[DATA TO EXAMINE]
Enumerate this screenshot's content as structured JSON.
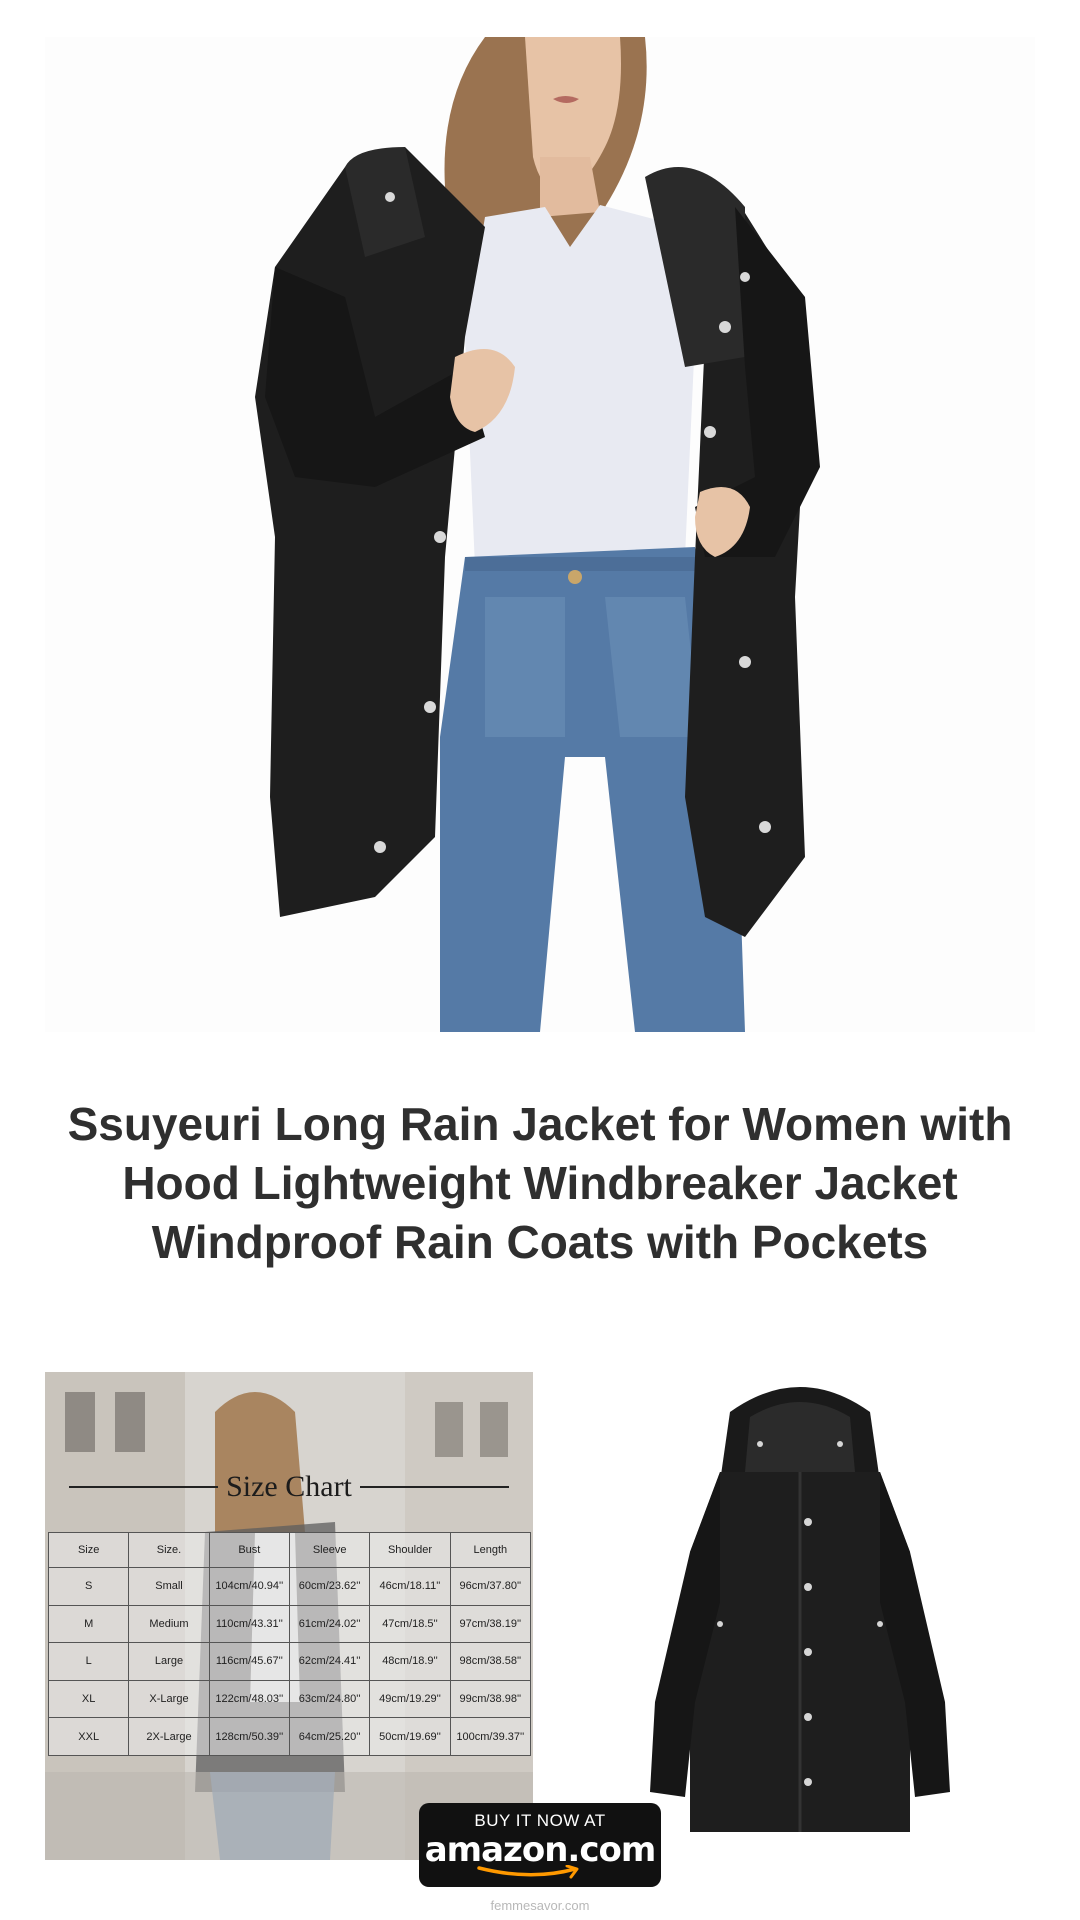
{
  "product": {
    "title": "Ssuyeuri Long Rain Jacket for Women with Hood Lightweight Windbreaker Jacket Windproof Rain Coats with Pockets"
  },
  "size_chart": {
    "heading": "Size Chart",
    "columns": [
      "Size",
      "Size.",
      "Bust",
      "Sleeve",
      "Shoulder",
      "Length"
    ],
    "rows": [
      [
        "S",
        "Small",
        "104cm/40.94''",
        "60cm/23.62''",
        "46cm/18.11''",
        "96cm/37.80''"
      ],
      [
        "M",
        "Medium",
        "110cm/43.31''",
        "61cm/24.02''",
        "47cm/18.5''",
        "97cm/38.19''"
      ],
      [
        "L",
        "Large",
        "116cm/45.67''",
        "62cm/24.41''",
        "48cm/18.9''",
        "98cm/38.58''"
      ],
      [
        "XL",
        "X-Large",
        "122cm/48.03''",
        "63cm/24.80''",
        "49cm/19.29''",
        "99cm/38.98''"
      ],
      [
        "XXL",
        "2X-Large",
        "128cm/50.39''",
        "64cm/25.20''",
        "50cm/19.69''",
        "100cm/39.37''"
      ]
    ]
  },
  "buy_button": {
    "top_label": "BUY IT NOW AT",
    "logo_text": "amazon.com"
  },
  "footer": {
    "site": "femmesavor.com"
  },
  "colors": {
    "jacket": "#1e1e1e",
    "title_text": "#2f2f2f",
    "button_bg": "#111111",
    "amazon_smile": "#f90"
  }
}
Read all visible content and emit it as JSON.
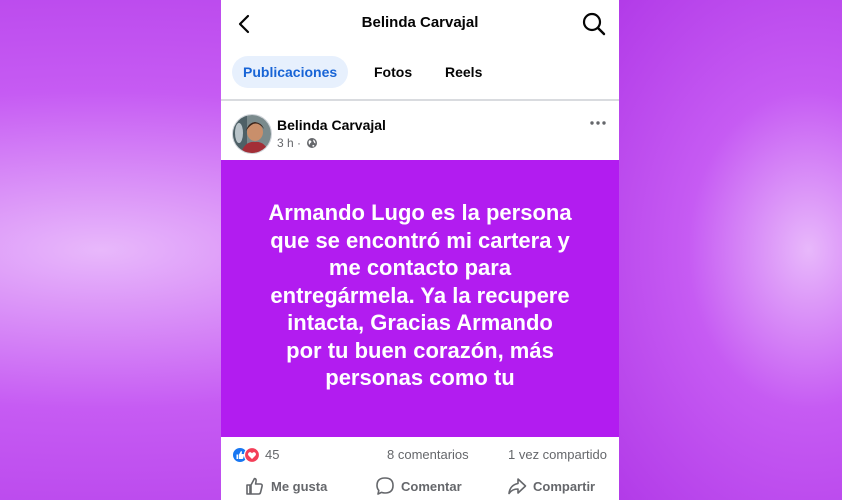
{
  "header": {
    "title": "Belinda Carvajal",
    "back_icon": "chevron-left-icon",
    "search_icon": "search-icon"
  },
  "tabs": [
    {
      "label": "Publicaciones",
      "active": true
    },
    {
      "label": "Fotos",
      "active": false
    },
    {
      "label": "Reels",
      "active": false
    }
  ],
  "post": {
    "author": "Belinda Carvajal",
    "time": "3 h ·",
    "privacy_icon": "globe-icon",
    "text": "Armando Lugo es la persona\nque se encontró mi cartera y\nme contacto para\nentregármela. Ya la recupere\nintacta, Gracias Armando\npor tu buen corazón, más\npersonas como tu",
    "background_color": "#b21cf0",
    "reactions_count": "45",
    "comments": "8 comentarios",
    "shares": "1 vez compartido"
  },
  "actions": {
    "like": "Me gusta",
    "comment": "Comentar",
    "share": "Compartir"
  },
  "colors": {
    "accent": "#1864d6",
    "like_blue": "#1877f2",
    "love_red": "#f33e58"
  }
}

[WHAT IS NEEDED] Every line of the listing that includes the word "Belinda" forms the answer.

[SOLVED PROBLEM]
    "title": "Belinda Carvajal",
    "author": "Belinda Carvajal",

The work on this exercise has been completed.